higher risk of HIV transmission, and multiple sex partners is prob-
ably indicative of commercial sex work. Hence these two outcomes
are considered together.
Camacho 1996 and Chatham 1999 reported data only on the
proportion of participants reporting multiple sex partners before
and after a period of substitution treatment (
Analysis 2.1). King
2000
and Grella 1996 reported both the proportion reporting
multiple sex partners and the proportion reporting exchanges of
sex for drugs or money (
Analysis 2.3).
Significantly fewer participants in
Camacho 1996, Chatham 1999
and Grella 1996 reported multiple sex partners or exchanges of sex
for drugs or money following substitution treatment, compared
to baseline prior to substitution treatment.
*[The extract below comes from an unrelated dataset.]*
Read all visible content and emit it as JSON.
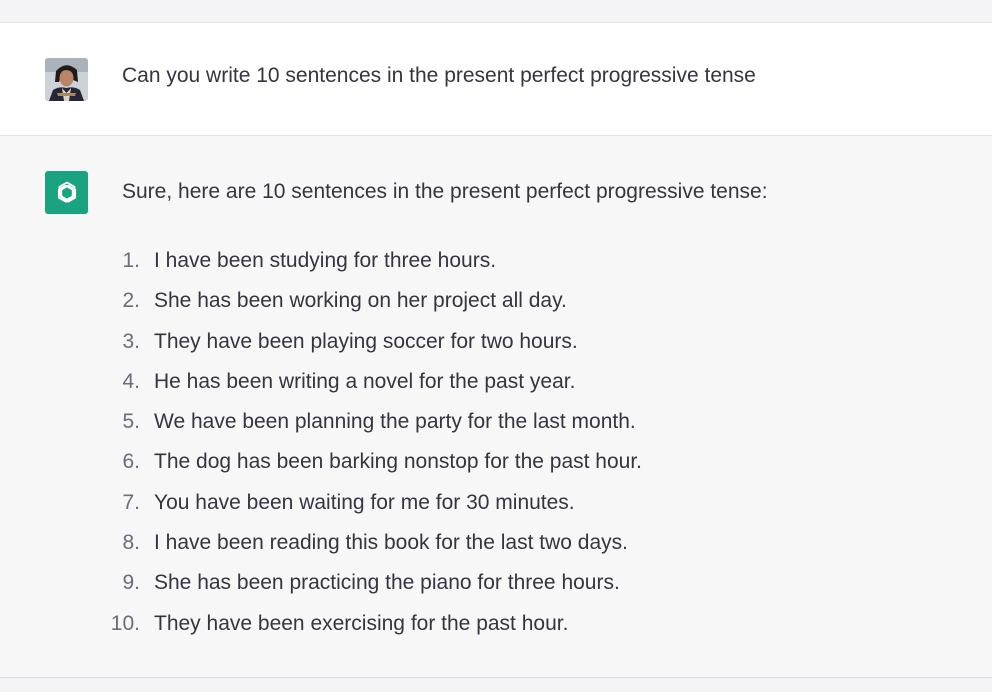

Relatively few partici-
pants in
King 2000 reported these behaviours either before or after
substitution treatment resulting in a very wide confidence interval
encompassing a relative risk of 1 (i.e. no change).
Schroeder 2006
also had a wide confidence interval encompassing no significant
change.
In
Metzger 1993 injecting drug users in or out of treatment were
recruited for a longitudinal study, with data on HIV risk behaviour
collected at baseline. Significantly less participants in substitution
treatment reported exchanges of sex for drugs or money in the six
months prior to study entry (
Analysis 5.5). Mark 2006 compared
the HIV risk behaviours of injecting drug users recruited from
a needl e exchange pr ogram, methadone maintenance treatment,
or a detoxification program. Data from the needle exchange and
detoxification programs have been combined and compared with
data for the methadone maintenance group (
Analysis 5.5). This
shows significantly less participants in methadone maintenance
treatment reported exchanges of sex for drugs or money in the six
months prior to interview.
Meandzija 1994 reported the mean number of sex partners in
the 30 days prior to interview for cohorts of injecting drug users
currently in methadone maintenance treatment or not in treat-
ment (
Analysis 5.2). The cohort in methadone maintenance treat-
20Substitution treatment of injecting opioid users for prevention of HIV infection (Review)
Copyright © 2008 The Cochrane Collaboration. Published by John Wiley & Sons, Ltd.